══ Data records ══
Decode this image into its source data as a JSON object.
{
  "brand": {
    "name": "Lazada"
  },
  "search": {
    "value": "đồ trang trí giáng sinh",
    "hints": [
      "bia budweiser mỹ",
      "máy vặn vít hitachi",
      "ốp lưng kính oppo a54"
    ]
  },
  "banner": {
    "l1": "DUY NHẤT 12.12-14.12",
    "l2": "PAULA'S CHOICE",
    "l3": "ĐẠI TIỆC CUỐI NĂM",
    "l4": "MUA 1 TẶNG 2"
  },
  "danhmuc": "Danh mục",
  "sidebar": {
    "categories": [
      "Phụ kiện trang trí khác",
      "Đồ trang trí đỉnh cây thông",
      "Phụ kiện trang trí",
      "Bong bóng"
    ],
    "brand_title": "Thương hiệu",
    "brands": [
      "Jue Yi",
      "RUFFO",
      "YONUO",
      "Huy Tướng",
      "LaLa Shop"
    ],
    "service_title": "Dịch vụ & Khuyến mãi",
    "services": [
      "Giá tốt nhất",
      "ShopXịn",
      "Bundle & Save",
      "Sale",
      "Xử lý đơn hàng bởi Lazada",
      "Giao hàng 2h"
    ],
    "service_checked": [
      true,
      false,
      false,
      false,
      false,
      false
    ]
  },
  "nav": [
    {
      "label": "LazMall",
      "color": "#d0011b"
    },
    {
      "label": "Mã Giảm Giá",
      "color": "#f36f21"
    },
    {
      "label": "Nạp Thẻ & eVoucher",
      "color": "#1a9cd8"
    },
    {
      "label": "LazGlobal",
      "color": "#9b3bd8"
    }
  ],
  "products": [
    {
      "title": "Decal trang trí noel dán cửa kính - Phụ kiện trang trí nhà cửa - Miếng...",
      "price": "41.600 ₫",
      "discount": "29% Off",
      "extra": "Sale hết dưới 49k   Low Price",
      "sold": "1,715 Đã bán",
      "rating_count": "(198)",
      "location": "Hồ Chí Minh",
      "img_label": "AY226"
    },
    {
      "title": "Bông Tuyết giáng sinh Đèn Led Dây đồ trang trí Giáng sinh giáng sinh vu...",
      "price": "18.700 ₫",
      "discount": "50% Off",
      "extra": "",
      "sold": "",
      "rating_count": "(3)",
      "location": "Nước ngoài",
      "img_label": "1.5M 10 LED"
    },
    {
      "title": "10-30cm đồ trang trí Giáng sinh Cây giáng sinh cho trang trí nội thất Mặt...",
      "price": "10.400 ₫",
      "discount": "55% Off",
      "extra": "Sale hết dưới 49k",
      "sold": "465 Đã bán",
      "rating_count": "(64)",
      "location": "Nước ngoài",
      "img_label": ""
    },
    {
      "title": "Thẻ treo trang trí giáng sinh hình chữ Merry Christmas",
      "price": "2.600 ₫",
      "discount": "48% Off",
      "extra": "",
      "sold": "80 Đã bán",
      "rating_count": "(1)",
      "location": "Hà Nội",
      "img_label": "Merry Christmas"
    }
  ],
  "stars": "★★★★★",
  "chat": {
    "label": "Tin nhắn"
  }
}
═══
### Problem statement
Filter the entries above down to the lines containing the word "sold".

### Reply
      "sold": "1,715 Đã bán",
      "sold": "",
      "sold": "465 Đã bán",
      "sold": "80 Đã bán",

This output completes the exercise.